= SOURCE INFORMATION =
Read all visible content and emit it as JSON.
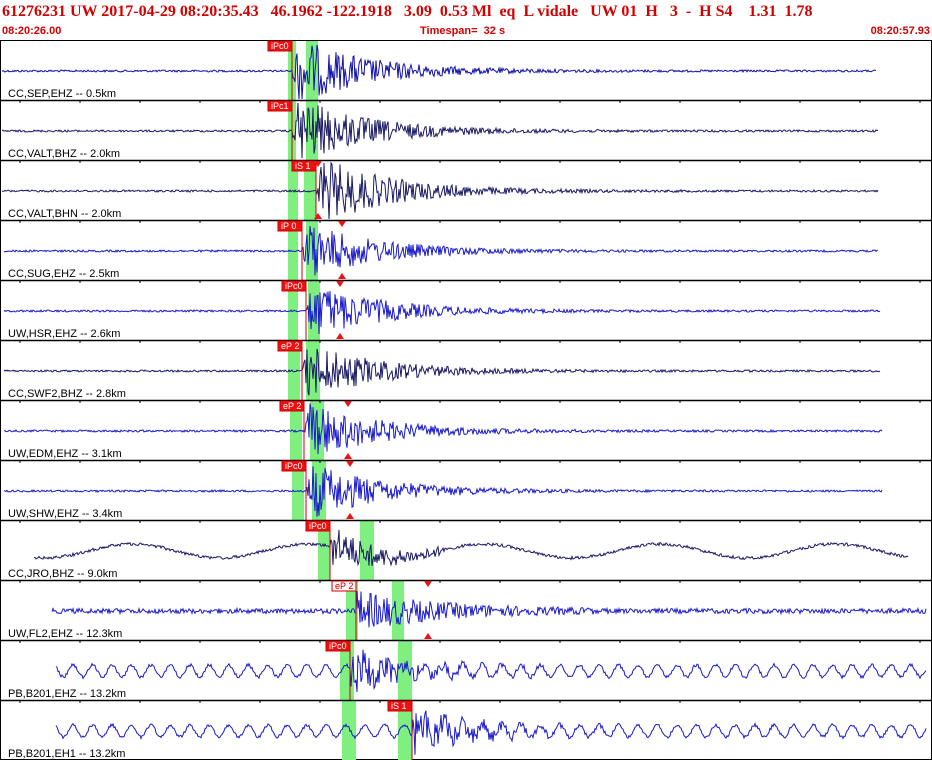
{
  "header": {
    "title": "61276231 UW 2017-04-29 08:20:35.43   46.1962 -122.1918   3.09  0.53 Ml  eq  L vidale   UW 01  H   3  -  H S4    1.31  1.78",
    "start_time": "08:20:26.00",
    "timespan": "Timespan=  32 s",
    "end_time": "08:20:57.93"
  },
  "colors": {
    "title": "#d40000",
    "frame": "#000000",
    "trace_blue": "#1a1acc",
    "trace_dark": "#1a1a66",
    "pick_fill": "#ee1111",
    "pick_line": "#cc0000",
    "window_green": "#7ff07f"
  },
  "traces": [
    {
      "label": "CC,SEP,EHZ -- 0.5km",
      "color": "dark-blue",
      "pick": "iPc0",
      "pick_style": "filled",
      "kind": "spike"
    },
    {
      "label": "CC,VALT,BHZ -- 2.0km",
      "color": "navy",
      "pick": "iPc1",
      "pick_style": "filled",
      "kind": "spike"
    },
    {
      "label": "CC,VALT,BHN -- 2.0km",
      "color": "navy",
      "pick": "iS 1",
      "pick_style": "filled",
      "kind": "spike"
    },
    {
      "label": "CC,SUG,EHZ -- 2.5km",
      "color": "blue",
      "pick": "iP 0",
      "pick_style": "filled",
      "kind": "normal"
    },
    {
      "label": "UW,HSR,EHZ -- 2.6km",
      "color": "blue",
      "pick": "iPc0",
      "pick_style": "filled",
      "kind": "normal"
    },
    {
      "label": "CC,SWF2,BHZ -- 2.8km",
      "color": "navy",
      "pick": "eP 2",
      "pick_style": "filled",
      "kind": "normal"
    },
    {
      "label": "UW,EDM,EHZ -- 3.1km",
      "color": "blue",
      "pick": "eP 2",
      "pick_style": "filled",
      "kind": "normal"
    },
    {
      "label": "UW,SHW,EHZ -- 3.4km",
      "color": "blue",
      "pick": "iPc0",
      "pick_style": "filled",
      "kind": "normal"
    },
    {
      "label": "CC,JRO,BHZ -- 9.0km",
      "color": "navy",
      "pick": "iPc0",
      "pick_style": "filled",
      "kind": "swell"
    },
    {
      "label": "UW,FL2,EHZ -- 12.3km",
      "color": "blue",
      "pick": "eP 2",
      "pick_style": "outline",
      "kind": "noisy"
    },
    {
      "label": "PB,B201,EHZ -- 13.2km",
      "color": "blue",
      "pick": "iPc0",
      "pick_style": "filled",
      "kind": "osc"
    },
    {
      "label": "PB,B201,EH1 -- 13.2km",
      "color": "blue",
      "pick": "iS 1",
      "pick_style": "filled",
      "kind": "osc"
    }
  ]
}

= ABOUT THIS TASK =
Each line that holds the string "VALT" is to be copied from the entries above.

= PROBLEM SOLUTION =
      "label": "CC,VALT,BHZ -- 2.0km",
      "label": "CC,VALT,BHN -- 2.0km",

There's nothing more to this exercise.